Tribe of Benjamin

BenjaminBenjamiteBenjamites
The Philistines are afflicted with plagues and return the ark to the Israelites, but to the territory of the tribe of Benjamin rather than to Shiloh.
The account in 2 Samuel 3 stresses that Israel's military commander Abner, negotiating with the tribes to secure a peace treaty with David, then king of Judah, held talks specifically with the house of Benjamin to secure their support.

Uriah the Hittite

UriahUriasher husband
When her husband, Uriah the Hittite returns from battle, David encourages him to go home and see his wife but Uriah declines in case David might need him.
Uriah the Hittite (אוּרִיָּה הַחִתִּֽי ’Ūrîyāh ha-Ḥittî) was a soldier in King David’s army mentioned in the biblical Second Book of Samuel.

Nazirite

NazariteNazirHe must not drink wine, wine mixtures, or wine vinegar
Samuel is dedicated to the Lord as a Nazirite – the only one besides Samson to be identified in the Bible.
Two examples of nazirites in the Hebrew Bible are Samson (Judges 13:5), and Samuel (1 Samuel 1:11).

Battle of the Wood of Ephraim

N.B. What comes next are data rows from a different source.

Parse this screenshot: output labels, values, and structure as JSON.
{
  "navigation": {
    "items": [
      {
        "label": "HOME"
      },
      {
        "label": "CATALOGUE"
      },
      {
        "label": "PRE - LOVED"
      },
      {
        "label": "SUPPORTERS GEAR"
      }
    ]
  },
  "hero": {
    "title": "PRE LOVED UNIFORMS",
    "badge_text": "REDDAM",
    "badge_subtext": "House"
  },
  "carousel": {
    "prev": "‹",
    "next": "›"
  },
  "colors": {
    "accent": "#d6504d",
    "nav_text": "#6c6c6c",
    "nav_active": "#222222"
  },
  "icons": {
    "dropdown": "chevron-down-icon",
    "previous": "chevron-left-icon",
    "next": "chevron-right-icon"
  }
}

battle
Absalom is killed following the Battle of the Wood of Ephraim, David is restored as king, and he returns to his palace.
According to 2 Samuel, the Battle of the Wood of Ephraim was a military conflict between the rebel forces of the formerly exiled Israelite prince Absalom against the royal forces of his father king David during a short lived revolt.

Adonijah

Adonijafourth son of King David
Finally only two contenders for the succession remain, Adonijah, son of David and Haggith, and Solomon, son of David and Bathsheba.
According to 2 Samuel, Adonijah (’Ǎḏōnîyāh, "Yah is my lord") was the fourth son of King David.

Book of Joshua

Joshuaconquest of Canaantribal allotments
The Books of Samuel, 1 Samuel and 2 Samuel, form part of the narrative history of Israel in the Nevi'im or "prophets" section of the Hebrew Bible/Old Testament, called the Deuteronomistic history, a series of books (Joshua, Judges, Samuel and Kings) that constitute a theological history of the Israelites and aim to explain God's law for Israel under the guidance of the prophets.
In the Book of Judges, the Books of Samuel, and the Books of Kings, the Israelites become faithless and God ultimately shows his anger by sending his people into exile.